Items from a dataset
-=-=-
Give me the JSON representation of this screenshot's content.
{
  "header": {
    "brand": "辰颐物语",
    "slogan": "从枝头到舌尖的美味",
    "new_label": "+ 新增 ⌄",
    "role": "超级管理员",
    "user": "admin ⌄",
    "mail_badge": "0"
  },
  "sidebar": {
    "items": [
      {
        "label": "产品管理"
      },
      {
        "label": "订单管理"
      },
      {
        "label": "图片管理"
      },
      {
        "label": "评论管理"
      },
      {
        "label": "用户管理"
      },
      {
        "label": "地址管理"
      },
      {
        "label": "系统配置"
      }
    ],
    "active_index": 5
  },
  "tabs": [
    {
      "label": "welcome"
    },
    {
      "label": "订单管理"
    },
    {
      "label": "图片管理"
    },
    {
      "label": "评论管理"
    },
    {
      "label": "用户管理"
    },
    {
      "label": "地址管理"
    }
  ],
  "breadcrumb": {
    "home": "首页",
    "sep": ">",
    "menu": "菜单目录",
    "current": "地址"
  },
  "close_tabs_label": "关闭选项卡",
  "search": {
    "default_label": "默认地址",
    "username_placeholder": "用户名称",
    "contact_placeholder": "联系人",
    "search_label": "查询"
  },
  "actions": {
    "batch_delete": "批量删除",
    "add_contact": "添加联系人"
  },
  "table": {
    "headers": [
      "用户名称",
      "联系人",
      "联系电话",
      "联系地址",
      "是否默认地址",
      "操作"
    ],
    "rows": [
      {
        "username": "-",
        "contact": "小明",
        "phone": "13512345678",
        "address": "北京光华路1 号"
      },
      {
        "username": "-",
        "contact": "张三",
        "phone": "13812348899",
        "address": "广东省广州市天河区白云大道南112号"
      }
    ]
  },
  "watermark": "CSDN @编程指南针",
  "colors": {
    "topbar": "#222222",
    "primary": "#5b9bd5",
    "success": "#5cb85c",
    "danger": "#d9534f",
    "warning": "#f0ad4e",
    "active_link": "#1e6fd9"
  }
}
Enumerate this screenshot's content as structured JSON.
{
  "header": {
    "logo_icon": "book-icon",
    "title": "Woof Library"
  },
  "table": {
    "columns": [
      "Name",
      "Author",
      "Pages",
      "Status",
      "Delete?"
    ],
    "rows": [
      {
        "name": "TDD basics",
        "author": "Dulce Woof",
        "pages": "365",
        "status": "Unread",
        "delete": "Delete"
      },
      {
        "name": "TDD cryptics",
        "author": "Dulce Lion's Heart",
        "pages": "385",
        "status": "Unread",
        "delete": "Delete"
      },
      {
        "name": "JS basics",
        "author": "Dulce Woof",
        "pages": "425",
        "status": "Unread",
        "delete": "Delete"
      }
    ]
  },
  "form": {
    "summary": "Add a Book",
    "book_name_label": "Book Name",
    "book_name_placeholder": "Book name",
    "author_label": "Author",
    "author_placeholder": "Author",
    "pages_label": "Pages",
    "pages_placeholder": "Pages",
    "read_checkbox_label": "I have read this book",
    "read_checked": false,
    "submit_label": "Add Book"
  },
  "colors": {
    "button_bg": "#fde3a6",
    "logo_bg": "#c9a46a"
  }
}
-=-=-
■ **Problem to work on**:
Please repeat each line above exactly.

■ **Answer to the problem**:
Give me the JSON representation of this screenshot's content.
{
  "header": {
    "brand": "辰颐物语",
    "slogan": "从枝头到舌尖的美味",
    "new_label": "+ 新增 ⌄",
    "role": "超级管理员",
    "user": "admin ⌄",
    "mail_badge": "0"
  },
  "sidebar": {
    "items": [
      {
        "label": "产品管理"
      },
      {
        "label": "订单管理"
      },
      {
        "label": "图片管理"
      },
      {
        "label": "评论管理"
      },
      {
        "label": "用户管理"
      },
      {
        "label": "地址管理"
      },
      {
        "label": "系统配置"
      }
    ],
    "active_index": 5
  },
  "tabs": [
    {
      "label": "welcome"
    },
    {
      "label": "订单管理"
    },
    {
      "label": "图片管理"
    },
    {
      "label": "评论管理"
    },
    {
      "label": "用户管理"
    },
    {
      "label": "地址管理"
    }
  ],
  "breadcrumb": {
    "home": "首页",
    "sep": ">",
    "menu": "菜单目录",
    "current": "地址"
  },
  "close_tabs_label": "关闭选项卡",
  "search": {
    "default_label": "默认地址",
    "username_placeholder": "用户名称",
    "contact_placeholder": "联系人",
    "search_label": "查询"
  },
  "actions": {
    "batch_delete": "批量删除",
    "add_contact": "添加联系人"
  },
  "table": {
    "headers": [
      "用户名称",
      "联系人",
      "联系电话",
      "联系地址",
      "是否默认地址",
      "操作"
    ],
    "rows": [
      {
        "username": "-",
        "contact": "小明",
        "phone": "13512345678",
        "address": "北京光华路1 号"
      },
      {
        "username": "-",
        "contact": "张三",
        "phone": "13812348899",
        "address": "广东省广州市天河区白云大道南112号"
      }
    ]
  },
  "watermark": "CSDN @编程指南针",
  "colors": {
    "topbar": "#222222",
    "primary": "#5b9bd5",
    "success": "#5cb85c",
    "danger": "#d9534f",
    "warning": "#f0ad4e",
    "active_link": "#1e6fd9"
  }
}
Enumerate this screenshot's content as structured JSON.
{
  "header": {
    "logo_icon": "book-icon",
    "title": "Woof Library"
  },
  "table": {
    "columns": [
      "Name",
      "Author",
      "Pages",
      "Status",
      "Delete?"
    ],
    "rows": [
      {
        "name": "TDD basics",
        "author": "Dulce Woof",
        "pages": "365",
        "status": "Unread",
        "delete": "Delete"
      },
      {
        "name": "TDD cryptics",
        "author": "Dulce Lion's Heart",
        "pages": "385",
        "status": "Unread",
        "delete": "Delete"
      },
      {
        "name": "JS basics",
        "author": "Dulce Woof",
        "pages": "425",
        "status": "Unread",
        "delete": "Delete"
      }
    ]
  },
  "form": {
    "summary": "Add a Book",
    "book_name_label": "Book Name",
    "book_name_placeholder": "Book name",
    "author_label": "Author",
    "author_placeholder": "Author",
    "pages_label": "Pages",
    "pages_placeholder": "Pages",
    "read_checkbox_label": "I have read this book",
    "read_checked": false,
    "submit_label": "Add Book"
  },
  "colors": {
    "button_bg": "#fde3a6",
    "logo_bg": "#c9a46a"
  }
}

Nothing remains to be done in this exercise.